The state Board of Education is moving toward competency-based education rather than credit-based, with the goal of more clearly defining what students must know to graduate.
“It’s the right work,” said Concord Superintendent Chris Rath. “I think the clearer we can be with kids about what it is we want them to learn and be able to know and do, the better the results. Kids have to know what the target is to hit it.”
In education, money counts: NH’s top schools often have the lowest amounts of poverty – Nashua Telegraph
This piece is interesting. Danielle Curtis, the Telegraph’s education reporter, made the headlined observation, that our top ranked schools are in our wealthiest communities, as she was scanning the US News and Newsweek rankings. She called me and others to talk it over and you can see the well crafted and accurate result here, on the Telegraph site.
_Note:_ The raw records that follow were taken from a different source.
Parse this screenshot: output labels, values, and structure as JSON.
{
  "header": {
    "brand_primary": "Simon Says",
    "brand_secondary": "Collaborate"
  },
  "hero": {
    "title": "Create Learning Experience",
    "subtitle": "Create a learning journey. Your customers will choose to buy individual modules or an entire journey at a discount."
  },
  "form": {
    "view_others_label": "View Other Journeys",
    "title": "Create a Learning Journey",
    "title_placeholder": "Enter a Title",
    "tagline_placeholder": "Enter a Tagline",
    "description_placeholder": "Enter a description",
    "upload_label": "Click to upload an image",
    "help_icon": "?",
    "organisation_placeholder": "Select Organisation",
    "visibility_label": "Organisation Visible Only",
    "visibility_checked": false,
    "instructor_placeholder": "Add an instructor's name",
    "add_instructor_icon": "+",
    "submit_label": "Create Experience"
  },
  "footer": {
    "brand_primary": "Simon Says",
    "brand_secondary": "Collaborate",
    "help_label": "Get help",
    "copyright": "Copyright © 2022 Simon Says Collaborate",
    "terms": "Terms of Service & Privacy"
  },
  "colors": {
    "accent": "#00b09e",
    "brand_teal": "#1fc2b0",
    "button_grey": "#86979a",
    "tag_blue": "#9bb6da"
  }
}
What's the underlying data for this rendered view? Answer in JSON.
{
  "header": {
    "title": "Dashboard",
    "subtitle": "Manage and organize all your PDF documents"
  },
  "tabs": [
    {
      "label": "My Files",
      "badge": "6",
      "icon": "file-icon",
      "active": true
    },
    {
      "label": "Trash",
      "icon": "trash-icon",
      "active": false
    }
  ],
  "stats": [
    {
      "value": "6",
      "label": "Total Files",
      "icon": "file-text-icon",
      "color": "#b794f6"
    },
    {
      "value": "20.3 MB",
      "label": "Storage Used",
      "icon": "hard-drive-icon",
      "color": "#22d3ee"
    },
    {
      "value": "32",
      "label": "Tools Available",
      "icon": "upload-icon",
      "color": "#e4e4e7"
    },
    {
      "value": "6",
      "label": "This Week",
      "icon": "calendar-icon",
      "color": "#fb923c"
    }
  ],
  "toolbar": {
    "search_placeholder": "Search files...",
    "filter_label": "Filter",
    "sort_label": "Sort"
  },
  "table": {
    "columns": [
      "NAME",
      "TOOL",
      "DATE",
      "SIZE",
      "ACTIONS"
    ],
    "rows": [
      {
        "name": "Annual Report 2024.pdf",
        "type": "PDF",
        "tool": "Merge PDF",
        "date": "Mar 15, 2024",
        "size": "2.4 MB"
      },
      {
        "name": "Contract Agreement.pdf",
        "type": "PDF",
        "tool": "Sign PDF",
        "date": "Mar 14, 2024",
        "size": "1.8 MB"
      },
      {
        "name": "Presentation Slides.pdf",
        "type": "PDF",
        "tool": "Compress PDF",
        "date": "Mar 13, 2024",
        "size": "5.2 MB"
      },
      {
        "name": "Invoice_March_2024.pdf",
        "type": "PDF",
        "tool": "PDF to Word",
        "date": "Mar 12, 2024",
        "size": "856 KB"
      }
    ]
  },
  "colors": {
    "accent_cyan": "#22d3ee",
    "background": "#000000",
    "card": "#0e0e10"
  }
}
This is a large and complex topic but she found a good thread through the issue.
Money isn’t everything.
It’s a phrase that applies to many situations in life, whether it’s a parent explaining why they won’t be buying those brand-name jeans, or a mentor encouraging a new worker to take that entry-level job they’d love.
But when it comes to education, does the saying hold true?
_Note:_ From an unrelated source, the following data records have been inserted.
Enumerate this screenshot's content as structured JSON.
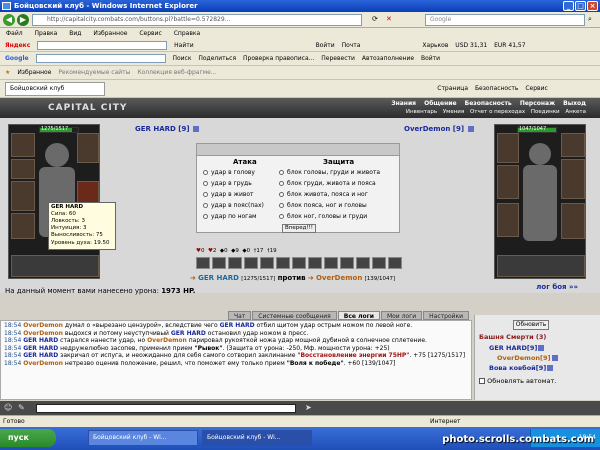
{
  "window": {
    "title": "Бойцовский клуб - Windows Internet Explorer",
    "url": "http://capitalcity.combats.com/buttons.pl?battle=0.572829..."
  },
  "browser": {
    "search_placeholder": "Google",
    "menu": [
      "Файл",
      "Правка",
      "Вид",
      "Избранное",
      "Сервис",
      "Справка"
    ],
    "yandex_toolbar": {
      "brand": "Яндекс",
      "search_button": "Найти",
      "mail": "Почта",
      "weather": "Харьков",
      "usd": "USD 31,31",
      "eur": "EUR 41,57",
      "login": "Войти"
    },
    "google_toolbar": {
      "search": "Поиск",
      "share": "Поделиться",
      "spellcheck": "Проверка правописа...",
      "translate": "Перевести",
      "autofill": "Автозаполнение",
      "signin": "Войти"
    },
    "favorites_bar": {
      "favorites": "Избранное",
      "suggested": "Рекомендуемые сайты",
      "gallery": "Коллекция веб-фрагме..."
    },
    "tab_label": "Бойцовский клуб",
    "command_items": [
      "Страница",
      "Безопасность",
      "Сервис"
    ]
  },
  "game": {
    "logo": "CAPITAL CITY",
    "nav": [
      "Знания",
      "Общение",
      "Безопасность",
      "Персонаж",
      "Выход"
    ],
    "subnav": [
      "Инвентарь",
      "Умения",
      "Отчет о переходах",
      "Поединки",
      "Анкета"
    ],
    "player": {
      "name": "GER HARD",
      "level": "[9]",
      "hp": "1275/1517",
      "hp_frac": 0.84
    },
    "enemy": {
      "name": "OverDemon",
      "level": "[9]",
      "hp": "1047/1047",
      "hp_frac": 1.0
    },
    "tooltip": {
      "name": "GER HARD",
      "lines": [
        "Сила: 60",
        "Ловкость: 3",
        "Интуиция: 3",
        "Выносливость: 75",
        "",
        "Уровень духа: 19.50"
      ]
    },
    "attack": {
      "title": "Атака",
      "options": [
        "удар в голову",
        "удар в грудь",
        "удар в живот",
        "удар в пояс(пах)",
        "удар по ногам"
      ]
    },
    "defense": {
      "title": "Защита",
      "options": [
        "блок головы, груди и живота",
        "блок груди, живота и пояса",
        "блок живота, пояса и ног",
        "блок пояса, ног и головы",
        "блок ног, головы и груди"
      ]
    },
    "go_button": "Вперед!!!",
    "counters": [
      "0",
      "2",
      "0",
      "9",
      "0",
      "17",
      "19"
    ],
    "versus": {
      "me": "GER HARD",
      "me_hp": "[1275/1517]",
      "word": "против",
      "enemy": "OverDemon",
      "enemy_hp": "[139/1047]"
    },
    "damage_text": "На данный момент вами нанесено урона:",
    "damage_value": "1973 HP.",
    "log_link": "лог боя »»",
    "log_tabs": [
      "Чат",
      "Системные сообщения",
      "Все логи",
      "Мои логи",
      "Настройки"
    ],
    "chat_lines": [
      {
        "t": "18:54",
        "a": "OverDemon",
        "a_color": "orange",
        "text": "думал о «вырезано цензурой», вследствие чего",
        "b": "GER HARD",
        "c": "отбил щитом удар острым ножом по левой ноге."
      },
      {
        "t": "18:54",
        "a": "OverDemon",
        "a_color": "orange",
        "text": "выдохся и потому неуступчивый",
        "b": "GER HARD",
        "c": "остановил удар ножом в пресс."
      },
      {
        "t": "18:54",
        "a": "GER HARD",
        "a_color": "blue",
        "text": "старался нанести удар, но",
        "b": "OverDemon",
        "c": "парировал рукояткой ножа удар мощной дубиной в солнечное сплетение."
      },
      {
        "t": "18:54",
        "a": "GER HARD",
        "a_color": "blue",
        "text": "недружелюбно засопев, применил прием",
        "b": "\"Рывок\"",
        "c": ". (Защита от урона: -250, Мф. мощности урона: +25)"
      },
      {
        "t": "18:54",
        "a": "GER HARD",
        "a_color": "blue",
        "text": "закричал от испуга, и неожиданно для себя самого сотворил заклинание",
        "b": "\"Восстановление энергии 75HP\"",
        "c": ". +75 [1275/1517]"
      },
      {
        "t": "18:54",
        "a": "OverDemon",
        "a_color": "orange",
        "text": "нетрезво оценив положение, решил, что поможет ему только прием",
        "b": "\"Воля к победе\"",
        "c": ". +60 [139/1047]"
      }
    ],
    "side": {
      "refresh": "Обновить",
      "location": "Башня Смерти",
      "location_count": "(3)",
      "players": [
        "GER HARD[9]",
        "OverDemon[9]",
        "Вова ковбой[9]"
      ],
      "auto_refresh": "Обновлять автомат."
    }
  },
  "status": {
    "text": "Готово",
    "zone": "Интернет"
  },
  "taskbar": {
    "start": "пуск",
    "tasks": [
      "Бойцовский клуб - Wi...",
      "Бойцовский клуб - Wi..."
    ],
    "clock": "18:54"
  },
  "watermark": "photo.scrolls.combats.com"
}
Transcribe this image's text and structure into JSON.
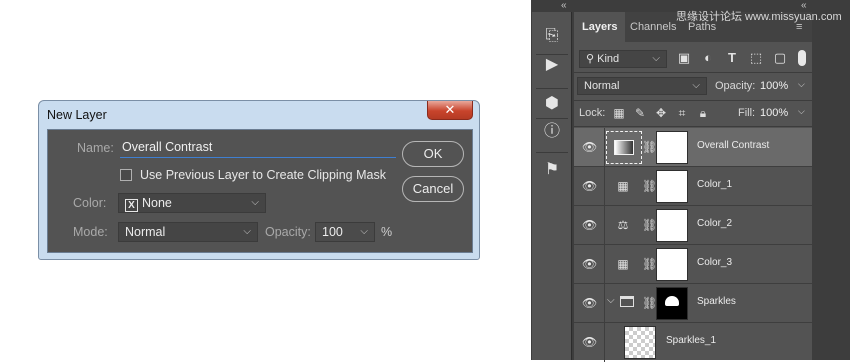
{
  "dialog": {
    "title": "New Layer",
    "close_glyph": "✕",
    "name_label": "Name:",
    "name_value": "Overall Contrast",
    "clip_label": "Use Previous Layer to Create Clipping Mask",
    "color_label": "Color:",
    "color_value": "None",
    "mode_label": "Mode:",
    "mode_value": "Normal",
    "opacity_label": "Opacity:",
    "opacity_value": "100",
    "opacity_unit": "%",
    "ok_label": "OK",
    "cancel_label": "Cancel"
  },
  "watermark": "思缘设计论坛 www.missyuan.com",
  "panel": {
    "collapse_glyph": "«",
    "tabs": [
      "Layers",
      "Channels",
      "Paths"
    ],
    "filter_kind": "Kind",
    "blend_mode": "Normal",
    "opacity_label": "Opacity:",
    "opacity_value": "100%",
    "lock_label": "Lock:",
    "fill_label": "Fill:",
    "fill_value": "100%",
    "layers": [
      {
        "name": "Overall Contrast",
        "icon": "levels-icon",
        "selected": true
      },
      {
        "name": "Color_1",
        "icon": "curves-icon",
        "selected": false
      },
      {
        "name": "Color_2",
        "icon": "color-balance-icon",
        "selected": false
      },
      {
        "name": "Color_3",
        "icon": "curves-icon",
        "selected": false
      },
      {
        "name": "Sparkles",
        "icon": "folder-icon",
        "selected": false
      },
      {
        "name": "Sparkles_1",
        "icon": "pixel-layer",
        "selected": false
      }
    ]
  },
  "colors": {
    "panel_bg": "#535353",
    "dialog_frame": "#c9dcef",
    "accent_blue": "#3f7fd1",
    "close_red": "#c8442c"
  }
}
It’s a question that has been tossed around for years, by lawmakers trying to create a balanced budget and by educators lobbying for more funding for schools.
Take a look at the annual rankings of the nation’s top high schools, and other similar awards, and you’ll see that money is, at least, important.
“When you’re in a budget debate, the first statement is always, ‘Schools don’t get better by throwing money at them,’ ” said Bill Duncan, of Advancing New Hampshire Public Education. “But they do, actually, they really do.”
Duncan said that while money is by no means the only factor that plays into a school’s success, the financial support a district receives from its taxpayers and the socioeconomic situation of a school’s students factor into the test scores they see, the number of college-bound students they graduate and resources they can use to aid struggling students.
Kevin Landrigan reported in today’s Nashua Telegraph that Republican operative Charles McGee helped fundraise for the Network for Educational Opportunity. Here’s the document. Notice the hyperbole and national ambitions.
Tax credit ruling
It won’t be too long before Strafford County Superior Court Judge John Lewis rules on the constitutional challenge to the education tax credit.
Even supporters of the credit are pessimistic about their chances of winning the case at this level, but confident the state Supreme Court will uphold the credits as not violating the ban on direct public aid to private or religious schools.
Meanwhile, we’ve learned a prominent Republican operative helped the effort to solicit tax credit donations, at least early on.
Email documents in the lawsuit confirmed that former GOP Executive Director Chuck McGee, a Spectrum Monthly executive, helped the Network for Education Opportunity prepare some of its marketing materials.
It isn’t shocking that New Hampshire Democratic leaders were critical of the group securing the services of McGee, who was convicted of charges for his role in the GOP phone jamming episode on Election Day 2002.
“Did Jeb Bradley and Andy Sanborn know their voucher attack on public schools was a taxpayer-funded payday for former NHGOP executive director and convicted felon Charles McGee when they defended it in the Senate last week?” Democratic Party communications director Harrell Kirstein responded in a statement.
This pitch from NEO also overstated its financial success, maintaining that $1 million in donations had already been committed.
NEO officials confirmed to state tax authorities less than a month ago that only $140,000 in donations had come in. They have maintained publicly that pledges for these tax credits are well in excess of that number, and they will show up before the June 15 deadline.